* _EXERCISE DIRECTIONS_
Within the entries below, find the lines that hold "sekä" and report only how many there are.

* _DATASET RECORDS_
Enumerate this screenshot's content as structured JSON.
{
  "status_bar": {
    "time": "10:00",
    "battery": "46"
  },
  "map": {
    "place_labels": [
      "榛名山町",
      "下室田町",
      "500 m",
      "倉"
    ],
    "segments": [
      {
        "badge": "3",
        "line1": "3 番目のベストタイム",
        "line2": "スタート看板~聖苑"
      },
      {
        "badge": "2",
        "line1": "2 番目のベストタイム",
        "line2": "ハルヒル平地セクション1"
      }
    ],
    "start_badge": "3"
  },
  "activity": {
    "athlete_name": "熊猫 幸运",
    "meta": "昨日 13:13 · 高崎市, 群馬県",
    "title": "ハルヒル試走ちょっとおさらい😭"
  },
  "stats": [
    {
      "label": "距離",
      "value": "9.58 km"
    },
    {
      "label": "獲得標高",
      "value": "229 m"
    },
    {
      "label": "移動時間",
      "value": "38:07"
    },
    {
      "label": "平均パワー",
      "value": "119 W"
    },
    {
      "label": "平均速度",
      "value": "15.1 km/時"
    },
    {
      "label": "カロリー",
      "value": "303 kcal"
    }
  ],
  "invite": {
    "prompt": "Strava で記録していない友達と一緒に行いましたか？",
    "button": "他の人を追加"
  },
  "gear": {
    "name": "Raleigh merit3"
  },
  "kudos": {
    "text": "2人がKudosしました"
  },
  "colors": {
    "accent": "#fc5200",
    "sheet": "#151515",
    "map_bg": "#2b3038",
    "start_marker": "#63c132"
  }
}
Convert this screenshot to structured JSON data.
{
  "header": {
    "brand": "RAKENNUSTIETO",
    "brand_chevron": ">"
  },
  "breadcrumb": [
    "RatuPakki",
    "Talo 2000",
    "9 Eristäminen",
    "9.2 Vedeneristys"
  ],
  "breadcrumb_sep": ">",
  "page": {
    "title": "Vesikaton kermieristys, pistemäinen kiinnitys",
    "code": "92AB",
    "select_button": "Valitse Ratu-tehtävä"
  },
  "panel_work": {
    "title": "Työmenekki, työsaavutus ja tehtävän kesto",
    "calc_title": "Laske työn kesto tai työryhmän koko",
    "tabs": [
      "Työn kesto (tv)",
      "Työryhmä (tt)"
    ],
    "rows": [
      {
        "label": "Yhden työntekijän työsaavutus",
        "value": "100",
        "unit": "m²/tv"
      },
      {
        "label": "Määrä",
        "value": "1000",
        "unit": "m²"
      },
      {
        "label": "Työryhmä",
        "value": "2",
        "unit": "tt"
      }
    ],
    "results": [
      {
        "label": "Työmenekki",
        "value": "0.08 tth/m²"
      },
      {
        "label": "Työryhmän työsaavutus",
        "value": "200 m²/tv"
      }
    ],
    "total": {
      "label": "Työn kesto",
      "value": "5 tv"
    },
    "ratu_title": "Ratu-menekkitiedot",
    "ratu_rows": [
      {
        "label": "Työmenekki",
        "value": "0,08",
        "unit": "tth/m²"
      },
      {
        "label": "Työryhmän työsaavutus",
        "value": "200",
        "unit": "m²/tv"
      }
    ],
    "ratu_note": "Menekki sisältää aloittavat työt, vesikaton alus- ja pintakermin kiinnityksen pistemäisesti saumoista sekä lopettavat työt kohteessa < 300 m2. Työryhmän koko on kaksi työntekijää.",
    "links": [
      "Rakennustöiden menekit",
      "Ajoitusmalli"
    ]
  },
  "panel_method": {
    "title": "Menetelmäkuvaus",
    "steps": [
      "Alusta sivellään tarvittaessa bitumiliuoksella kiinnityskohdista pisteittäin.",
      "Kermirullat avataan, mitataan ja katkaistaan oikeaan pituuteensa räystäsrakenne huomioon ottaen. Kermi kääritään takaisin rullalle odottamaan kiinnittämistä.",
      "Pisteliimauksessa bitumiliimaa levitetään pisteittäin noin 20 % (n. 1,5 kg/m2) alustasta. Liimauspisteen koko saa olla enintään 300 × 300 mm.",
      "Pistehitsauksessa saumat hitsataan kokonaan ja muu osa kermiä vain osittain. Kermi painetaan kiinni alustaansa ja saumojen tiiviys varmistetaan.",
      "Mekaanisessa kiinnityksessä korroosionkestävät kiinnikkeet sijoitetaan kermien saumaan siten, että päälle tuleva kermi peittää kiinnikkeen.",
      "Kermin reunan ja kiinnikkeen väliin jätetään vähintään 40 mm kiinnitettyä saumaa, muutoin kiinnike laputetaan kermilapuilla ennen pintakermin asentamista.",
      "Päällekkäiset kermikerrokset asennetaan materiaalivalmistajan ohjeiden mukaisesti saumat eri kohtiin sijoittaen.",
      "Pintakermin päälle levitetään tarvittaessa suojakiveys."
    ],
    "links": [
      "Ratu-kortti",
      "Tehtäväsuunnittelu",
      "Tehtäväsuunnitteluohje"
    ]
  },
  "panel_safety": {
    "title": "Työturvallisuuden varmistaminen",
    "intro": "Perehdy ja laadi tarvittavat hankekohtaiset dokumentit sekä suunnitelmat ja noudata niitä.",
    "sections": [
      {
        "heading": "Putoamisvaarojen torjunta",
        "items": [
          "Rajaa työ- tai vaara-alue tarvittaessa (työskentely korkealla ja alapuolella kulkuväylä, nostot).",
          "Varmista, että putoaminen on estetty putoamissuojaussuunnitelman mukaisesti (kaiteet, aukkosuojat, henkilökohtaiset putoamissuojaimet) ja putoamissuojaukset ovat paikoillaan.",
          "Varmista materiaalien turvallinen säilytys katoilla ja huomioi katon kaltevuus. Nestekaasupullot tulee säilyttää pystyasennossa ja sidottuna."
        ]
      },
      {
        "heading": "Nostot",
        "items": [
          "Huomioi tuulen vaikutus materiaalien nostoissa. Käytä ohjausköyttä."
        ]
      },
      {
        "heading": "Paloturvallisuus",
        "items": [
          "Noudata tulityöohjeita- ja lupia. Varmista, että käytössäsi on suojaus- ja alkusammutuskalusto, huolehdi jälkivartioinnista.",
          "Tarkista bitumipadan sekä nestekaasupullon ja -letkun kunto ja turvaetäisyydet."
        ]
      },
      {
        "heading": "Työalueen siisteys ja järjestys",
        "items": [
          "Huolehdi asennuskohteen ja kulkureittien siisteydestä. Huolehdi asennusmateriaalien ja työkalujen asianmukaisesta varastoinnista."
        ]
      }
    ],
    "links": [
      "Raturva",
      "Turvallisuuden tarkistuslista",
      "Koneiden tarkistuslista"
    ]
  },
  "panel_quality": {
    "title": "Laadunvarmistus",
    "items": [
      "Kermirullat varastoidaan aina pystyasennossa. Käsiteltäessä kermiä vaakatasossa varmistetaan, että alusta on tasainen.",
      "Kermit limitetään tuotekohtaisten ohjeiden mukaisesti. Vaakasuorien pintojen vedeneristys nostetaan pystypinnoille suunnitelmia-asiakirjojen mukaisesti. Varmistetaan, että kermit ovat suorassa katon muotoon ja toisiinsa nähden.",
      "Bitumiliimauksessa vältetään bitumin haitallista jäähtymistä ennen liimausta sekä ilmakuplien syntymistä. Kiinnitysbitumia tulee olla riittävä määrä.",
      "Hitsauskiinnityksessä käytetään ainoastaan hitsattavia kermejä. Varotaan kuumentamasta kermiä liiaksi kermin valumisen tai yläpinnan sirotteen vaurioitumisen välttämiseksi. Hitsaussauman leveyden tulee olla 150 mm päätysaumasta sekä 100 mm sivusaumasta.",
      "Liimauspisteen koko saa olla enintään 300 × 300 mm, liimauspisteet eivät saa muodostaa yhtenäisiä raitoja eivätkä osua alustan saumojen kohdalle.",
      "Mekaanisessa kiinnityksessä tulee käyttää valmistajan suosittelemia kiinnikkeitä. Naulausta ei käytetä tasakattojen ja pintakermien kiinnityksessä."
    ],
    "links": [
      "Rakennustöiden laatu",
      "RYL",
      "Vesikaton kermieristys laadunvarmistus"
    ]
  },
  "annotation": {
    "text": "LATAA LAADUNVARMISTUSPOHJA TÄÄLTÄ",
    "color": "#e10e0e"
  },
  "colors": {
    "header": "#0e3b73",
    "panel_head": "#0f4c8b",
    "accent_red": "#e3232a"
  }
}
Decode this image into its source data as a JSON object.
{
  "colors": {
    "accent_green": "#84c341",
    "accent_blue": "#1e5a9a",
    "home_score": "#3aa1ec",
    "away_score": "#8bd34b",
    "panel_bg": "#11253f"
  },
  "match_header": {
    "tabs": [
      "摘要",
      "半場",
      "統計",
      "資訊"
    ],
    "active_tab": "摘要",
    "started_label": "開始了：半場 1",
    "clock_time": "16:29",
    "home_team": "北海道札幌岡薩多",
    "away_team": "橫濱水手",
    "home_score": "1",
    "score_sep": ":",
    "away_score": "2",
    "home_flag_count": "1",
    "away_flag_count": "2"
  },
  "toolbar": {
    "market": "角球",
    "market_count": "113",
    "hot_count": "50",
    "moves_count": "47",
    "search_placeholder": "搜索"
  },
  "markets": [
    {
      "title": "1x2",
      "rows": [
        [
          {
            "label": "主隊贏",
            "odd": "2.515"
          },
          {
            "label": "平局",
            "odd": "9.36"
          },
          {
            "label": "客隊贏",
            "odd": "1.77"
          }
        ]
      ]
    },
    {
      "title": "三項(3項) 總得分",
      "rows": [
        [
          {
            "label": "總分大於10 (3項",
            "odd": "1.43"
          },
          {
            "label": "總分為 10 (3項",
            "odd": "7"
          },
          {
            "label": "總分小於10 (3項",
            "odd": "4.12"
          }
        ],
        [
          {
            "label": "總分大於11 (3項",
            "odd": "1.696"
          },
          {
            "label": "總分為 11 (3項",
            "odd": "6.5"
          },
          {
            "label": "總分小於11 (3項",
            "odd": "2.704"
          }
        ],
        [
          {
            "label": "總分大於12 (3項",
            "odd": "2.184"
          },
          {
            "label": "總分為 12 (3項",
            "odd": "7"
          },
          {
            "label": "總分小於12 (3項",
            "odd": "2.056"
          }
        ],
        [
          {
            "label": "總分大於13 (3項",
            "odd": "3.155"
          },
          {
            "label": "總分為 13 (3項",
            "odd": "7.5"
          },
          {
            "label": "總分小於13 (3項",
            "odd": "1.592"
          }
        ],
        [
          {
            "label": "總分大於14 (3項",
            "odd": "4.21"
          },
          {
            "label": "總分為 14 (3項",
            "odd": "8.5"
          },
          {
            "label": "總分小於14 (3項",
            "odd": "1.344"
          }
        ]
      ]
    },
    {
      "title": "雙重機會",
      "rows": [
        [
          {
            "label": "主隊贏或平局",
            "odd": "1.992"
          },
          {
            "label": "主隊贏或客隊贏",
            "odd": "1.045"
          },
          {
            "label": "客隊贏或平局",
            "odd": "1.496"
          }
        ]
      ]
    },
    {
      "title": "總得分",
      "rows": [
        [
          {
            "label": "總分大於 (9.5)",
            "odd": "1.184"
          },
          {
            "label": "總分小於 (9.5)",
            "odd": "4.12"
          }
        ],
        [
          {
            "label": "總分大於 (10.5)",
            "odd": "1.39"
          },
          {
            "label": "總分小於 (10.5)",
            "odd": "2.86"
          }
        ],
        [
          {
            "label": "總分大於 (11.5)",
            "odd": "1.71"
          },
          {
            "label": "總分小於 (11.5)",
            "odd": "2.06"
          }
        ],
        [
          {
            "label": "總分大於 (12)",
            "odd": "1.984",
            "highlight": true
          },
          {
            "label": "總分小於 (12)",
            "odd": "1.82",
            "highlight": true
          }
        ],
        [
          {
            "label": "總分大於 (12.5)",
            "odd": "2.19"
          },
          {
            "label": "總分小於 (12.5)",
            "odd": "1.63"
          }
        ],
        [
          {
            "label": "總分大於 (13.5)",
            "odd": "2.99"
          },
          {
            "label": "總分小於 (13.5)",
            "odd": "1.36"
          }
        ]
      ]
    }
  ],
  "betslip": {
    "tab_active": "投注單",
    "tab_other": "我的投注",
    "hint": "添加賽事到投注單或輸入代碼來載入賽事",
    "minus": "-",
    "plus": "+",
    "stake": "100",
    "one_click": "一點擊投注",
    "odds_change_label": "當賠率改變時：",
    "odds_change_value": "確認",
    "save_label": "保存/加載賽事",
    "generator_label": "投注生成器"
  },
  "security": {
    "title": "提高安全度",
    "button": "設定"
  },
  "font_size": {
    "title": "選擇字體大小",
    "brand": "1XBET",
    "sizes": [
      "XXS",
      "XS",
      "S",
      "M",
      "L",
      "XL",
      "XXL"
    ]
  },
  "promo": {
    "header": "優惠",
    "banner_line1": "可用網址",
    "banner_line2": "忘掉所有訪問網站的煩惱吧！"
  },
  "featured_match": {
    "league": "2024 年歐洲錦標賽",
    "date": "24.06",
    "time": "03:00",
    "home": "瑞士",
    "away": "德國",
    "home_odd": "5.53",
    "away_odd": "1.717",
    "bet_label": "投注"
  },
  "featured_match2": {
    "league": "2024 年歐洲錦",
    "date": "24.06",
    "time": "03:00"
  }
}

* _RESPONSE BELOW_
5